PROMPT:
A word-for-word copy of the records is needed, with every picture left out.

Component data from apps and pages:
------------------------------

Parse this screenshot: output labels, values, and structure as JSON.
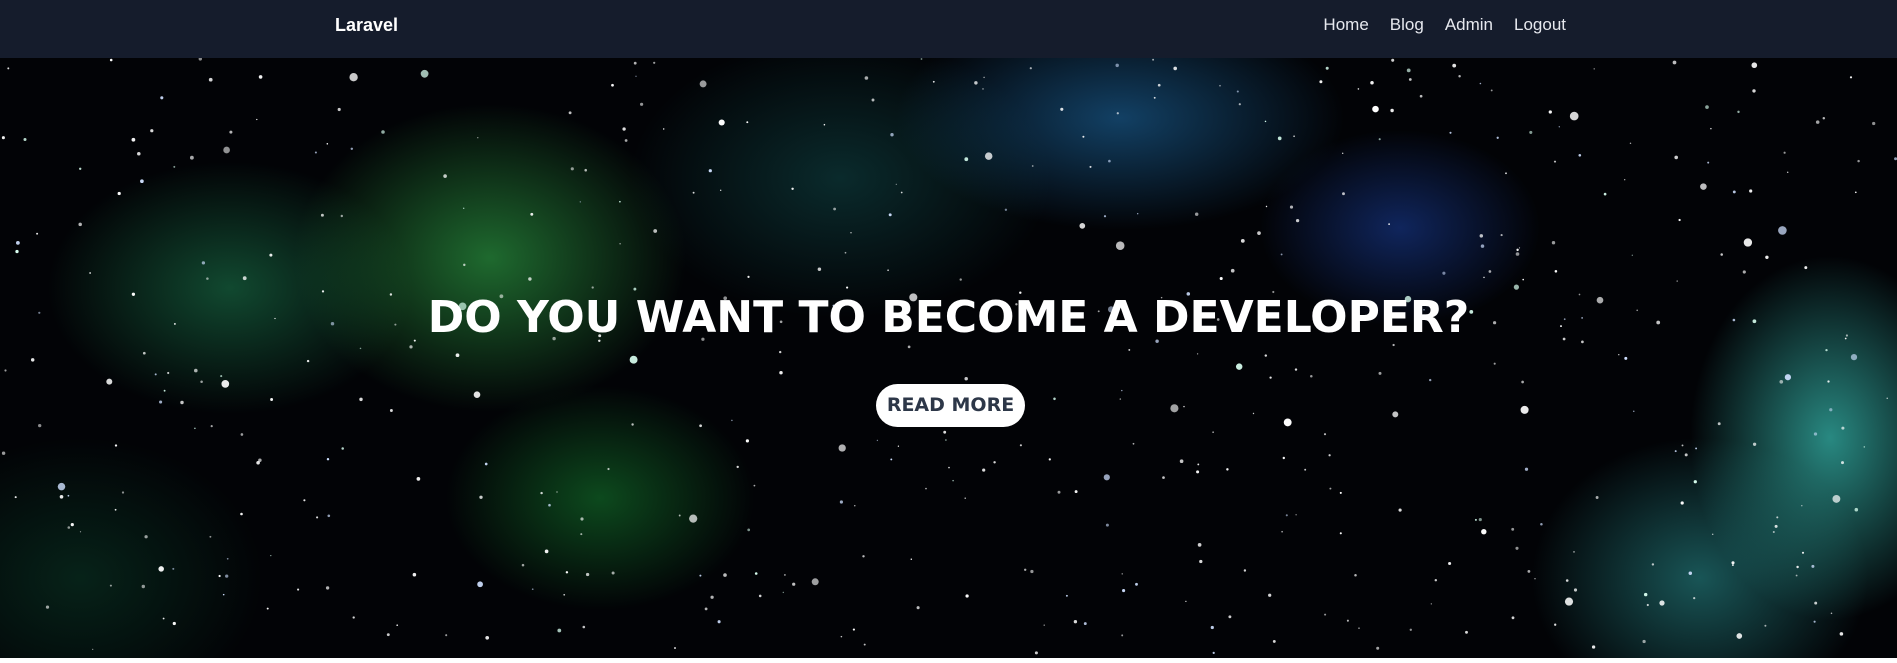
{
  "navbar": {
    "brand": "Laravel",
    "links": [
      {
        "label": "Home"
      },
      {
        "label": "Blog"
      },
      {
        "label": "Admin"
      },
      {
        "label": "Logout"
      }
    ],
    "background_color": "#151c2c"
  },
  "hero": {
    "title": "DO YOU WANT TO BECOME A DEVELOPER?",
    "button_label": "READ MORE",
    "background": "starfield-nebula"
  }
}
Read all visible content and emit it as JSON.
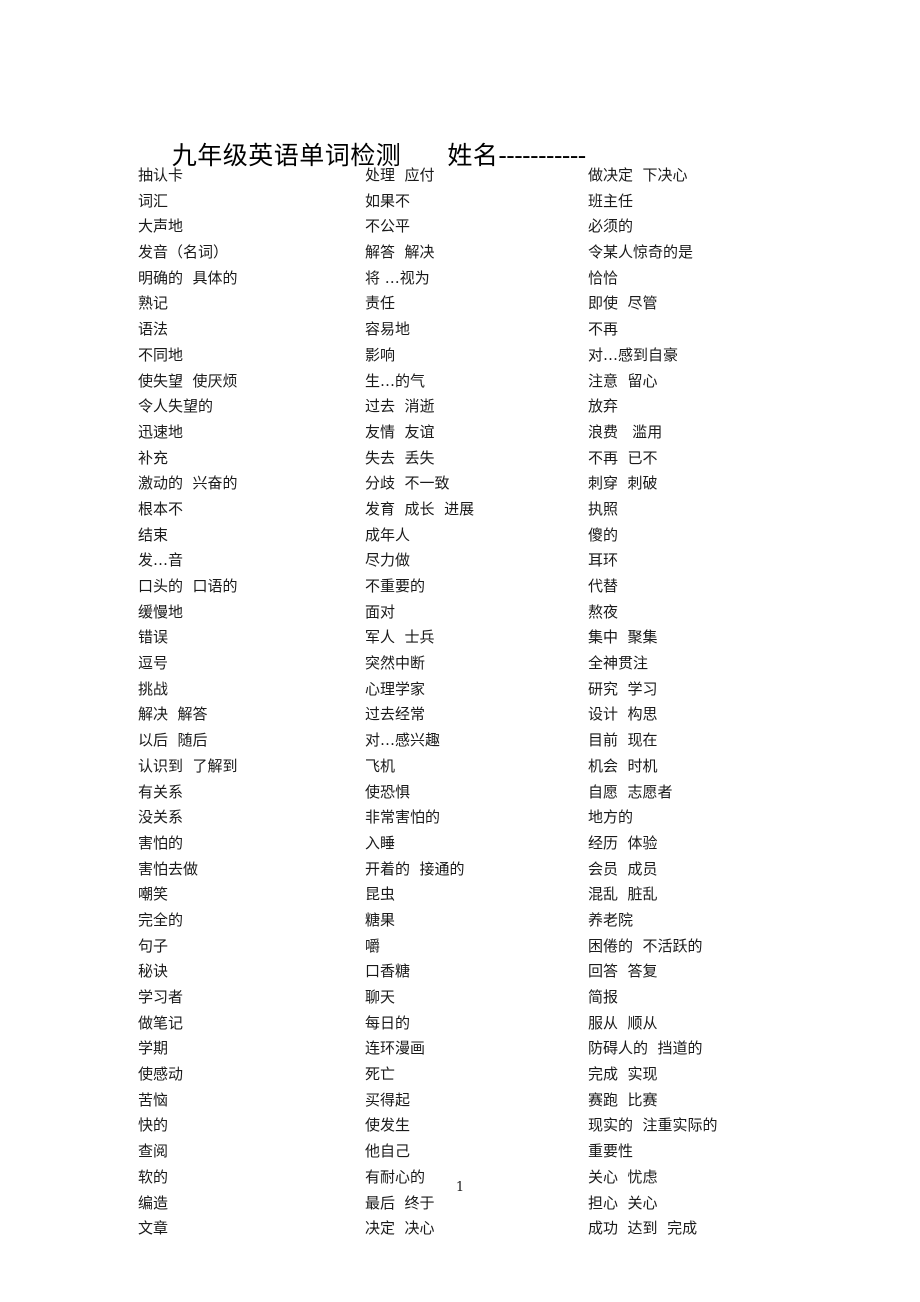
{
  "document": {
    "title_main": "九年级英语单词检测",
    "title_name_label": "姓名",
    "title_dashes": "-----------",
    "page_number": "1"
  },
  "columns": [
    {
      "name": "column-1",
      "rows": [
        "抽认卡",
        "词汇",
        "大声地",
        "发音（名词）",
        "明确的  具体的",
        "熟记",
        "语法",
        "不同地",
        "使失望  使厌烦",
        "令人失望的",
        "迅速地",
        "补充",
        "激动的  兴奋的",
        "根本不",
        "结束",
        "发…音",
        "口头的  口语的",
        "缓慢地",
        "错误",
        "逗号",
        "挑战",
        "解决  解答",
        "以后  随后",
        "认识到  了解到",
        "有关系",
        "没关系",
        "害怕的",
        "害怕去做",
        "嘲笑",
        "完全的",
        "句子",
        "秘诀",
        "学习者",
        "做笔记",
        "学期",
        "使感动",
        "苦恼",
        "快的",
        "查阅",
        "软的",
        "编造",
        "文章"
      ]
    },
    {
      "name": "column-2",
      "rows": [
        "处理  应付",
        "如果不",
        "不公平",
        "解答  解决",
        "将 …视为",
        "责任",
        "容易地",
        "影响",
        "生…的气",
        "过去  消逝",
        "友情  友谊",
        "失去  丢失",
        "分歧  不一致",
        "发育  成长  进展",
        "成年人",
        "尽力做",
        "不重要的",
        "面对",
        "军人  士兵",
        "突然中断",
        "心理学家",
        "过去经常",
        "对…感兴趣",
        "飞机",
        "使恐惧",
        "非常害怕的",
        "入睡",
        "开着的  接通的",
        "昆虫",
        "糖果",
        "嚼",
        "口香糖",
        "聊天",
        "每日的",
        "连环漫画",
        "死亡",
        "买得起",
        "使发生",
        "他自己",
        "有耐心的",
        "最后  终于",
        "决定  决心"
      ]
    },
    {
      "name": "column-3",
      "rows": [
        "做决定  下决心",
        "班主任",
        "必须的",
        "令某人惊奇的是",
        "恰恰",
        "即使  尽管",
        "不再",
        "对…感到自豪",
        "注意  留心",
        "放弃",
        "浪费   滥用",
        "不再  已不",
        "刺穿  刺破",
        "执照",
        "傻的",
        "耳环",
        "代替",
        "熬夜",
        "集中  聚集",
        "全神贯注",
        "研究  学习",
        "设计  构思",
        "目前  现在",
        "机会  时机",
        "自愿  志愿者",
        "地方的",
        "经历  体验",
        "会员  成员",
        "混乱  脏乱",
        "养老院",
        "困倦的  不活跃的",
        "回答  答复",
        "简报",
        "服从  顺从",
        "防碍人的  挡道的",
        "完成  实现",
        "赛跑  比赛",
        "现实的  注重实际的",
        "重要性",
        "关心  忧虑",
        "担心  关心",
        "成功  达到  完成"
      ]
    }
  ]
}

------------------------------

EXPECTED ANSWER:
Parse this screenshot: output labels, values, and structure as JSON.
{
  "navbar": {
    "brand": "Laravel",
    "links": [
      {
        "label": "Home"
      },
      {
        "label": "Blog"
      },
      {
        "label": "Admin"
      },
      {
        "label": "Logout"
      }
    ],
    "background_color": "#151c2c"
  },
  "hero": {
    "title": "DO YOU WANT TO BECOME A DEVELOPER?",
    "button_label": "READ MORE",
    "background": "starfield-nebula"
  }
}
Read all visible content and emit it as JSON.
{
  "document": {
    "title_main": "九年级英语单词检测",
    "title_name_label": "姓名",
    "title_dashes": "-----------",
    "page_number": "1"
  },
  "columns": [
    {
      "name": "column-1",
      "rows": [
        "抽认卡",
        "词汇",
        "大声地",
        "发音（名词）",
        "明确的  具体的",
        "熟记",
        "语法",
        "不同地",
        "使失望  使厌烦",
        "令人失望的",
        "迅速地",
        "补充",
        "激动的  兴奋的",
        "根本不",
        "结束",
        "发…音",
        "口头的  口语的",
        "缓慢地",
        "错误",
        "逗号",
        "挑战",
        "解决  解答",
        "以后  随后",
        "认识到  了解到",
        "有关系",
        "没关系",
        "害怕的",
        "害怕去做",
        "嘲笑",
        "完全的",
        "句子",
        "秘诀",
        "学习者",
        "做笔记",
        "学期",
        "使感动",
        "苦恼",
        "快的",
        "查阅",
        "软的",
        "编造",
        "文章"
      ]
    },
    {
      "name": "column-2",
      "rows": [
        "处理  应付",
        "如果不",
        "不公平",
        "解答  解决",
        "将 …视为",
        "责任",
        "容易地",
        "影响",
        "生…的气",
        "过去  消逝",
        "友情  友谊",
        "失去  丢失",
        "分歧  不一致",
        "发育  成长  进展",
        "成年人",
        "尽力做",
        "不重要的",
        "面对",
        "军人  士兵",
        "突然中断",
        "心理学家",
        "过去经常",
        "对…感兴趣",
        "飞机",
        "使恐惧",
        "非常害怕的",
        "入睡",
        "开着的  接通的",
        "昆虫",
        "糖果",
        "嚼",
        "口香糖",
        "聊天",
        "每日的",
        "连环漫画",
        "死亡",
        "买得起",
        "使发生",
        "他自己",
        "有耐心的",
        "最后  终于",
        "决定  决心"
      ]
    },
    {
      "name": "column-3",
      "rows": [
        "做决定  下决心",
        "班主任",
        "必须的",
        "令某人惊奇的是",
        "恰恰",
        "即使  尽管",
        "不再",
        "对…感到自豪",
        "注意  留心",
        "放弃",
        "浪费   滥用",
        "不再  已不",
        "刺穿  刺破",
        "执照",
        "傻的",
        "耳环",
        "代替",
        "熬夜",
        "集中  聚集",
        "全神贯注",
        "研究  学习",
        "设计  构思",
        "目前  现在",
        "机会  时机",
        "自愿  志愿者",
        "地方的",
        "经历  体验",
        "会员  成员",
        "混乱  脏乱",
        "养老院",
        "困倦的  不活跃的",
        "回答  答复",
        "简报",
        "服从  顺从",
        "防碍人的  挡道的",
        "完成  实现",
        "赛跑  比赛",
        "现实的  注重实际的",
        "重要性",
        "关心  忧虑",
        "担心  关心",
        "成功  达到  完成"
      ]
    }
  ]
}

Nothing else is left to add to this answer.